◆ **Data**
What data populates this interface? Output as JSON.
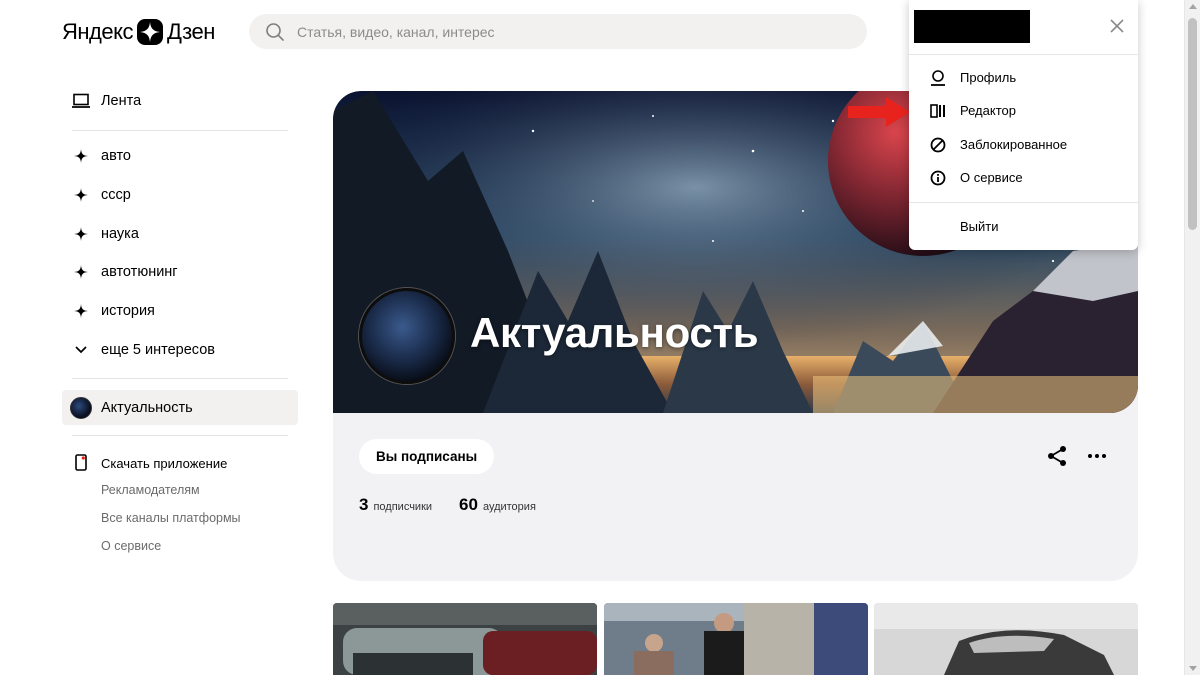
{
  "header": {
    "logo_left": "Яндекс",
    "logo_right": "Дзен",
    "search_placeholder": "Статья, видео, канал, интерес"
  },
  "sidebar": {
    "feed_label": "Лента",
    "interests": [
      {
        "label": "авто",
        "icon": "sparkle-icon"
      },
      {
        "label": "ссср",
        "icon": "sparkle-icon"
      },
      {
        "label": "наука",
        "icon": "sparkle-icon"
      },
      {
        "label": "автотюнинг",
        "icon": "sparkle-icon"
      },
      {
        "label": "история",
        "icon": "sparkle-icon"
      }
    ],
    "more_label": "еще 5 интересов",
    "active_channel": "Актуальность",
    "app_link": "Скачать приложение",
    "footer_links": [
      "Рекламодателям",
      "Все каналы платформы",
      "О сервисе"
    ]
  },
  "channel": {
    "title": "Актуальность",
    "subscribe_label": "Вы подписаны",
    "subscribers_count": "3",
    "subscribers_label": "подписчики",
    "audience_count": "60",
    "audience_label": "аудитория"
  },
  "menu": {
    "items": [
      {
        "label": "Профиль",
        "icon": "profile-icon"
      },
      {
        "label": "Редактор",
        "icon": "editor-icon"
      },
      {
        "label": "Заблокированное",
        "icon": "blocked-icon"
      },
      {
        "label": "О сервисе",
        "icon": "info-icon"
      }
    ],
    "logout_label": "Выйти"
  },
  "colors": {
    "accent_arrow": "#e8231e",
    "panel_bg": "#f2f1f4",
    "search_bg": "#f2f1ef"
  }
}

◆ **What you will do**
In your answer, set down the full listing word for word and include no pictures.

◆ **Answer space**
What data populates this interface? Output as JSON.
{
  "header": {
    "logo_left": "Яндекс",
    "logo_right": "Дзен",
    "search_placeholder": "Статья, видео, канал, интерес"
  },
  "sidebar": {
    "feed_label": "Лента",
    "interests": [
      {
        "label": "авто",
        "icon": "sparkle-icon"
      },
      {
        "label": "ссср",
        "icon": "sparkle-icon"
      },
      {
        "label": "наука",
        "icon": "sparkle-icon"
      },
      {
        "label": "автотюнинг",
        "icon": "sparkle-icon"
      },
      {
        "label": "история",
        "icon": "sparkle-icon"
      }
    ],
    "more_label": "еще 5 интересов",
    "active_channel": "Актуальность",
    "app_link": "Скачать приложение",
    "footer_links": [
      "Рекламодателям",
      "Все каналы платформы",
      "О сервисе"
    ]
  },
  "channel": {
    "title": "Актуальность",
    "subscribe_label": "Вы подписаны",
    "subscribers_count": "3",
    "subscribers_label": "подписчики",
    "audience_count": "60",
    "audience_label": "аудитория"
  },
  "menu": {
    "items": [
      {
        "label": "Профиль",
        "icon": "profile-icon"
      },
      {
        "label": "Редактор",
        "icon": "editor-icon"
      },
      {
        "label": "Заблокированное",
        "icon": "blocked-icon"
      },
      {
        "label": "О сервисе",
        "icon": "info-icon"
      }
    ],
    "logout_label": "Выйти"
  },
  "colors": {
    "accent_arrow": "#e8231e",
    "panel_bg": "#f2f1f4",
    "search_bg": "#f2f1ef"
  }
}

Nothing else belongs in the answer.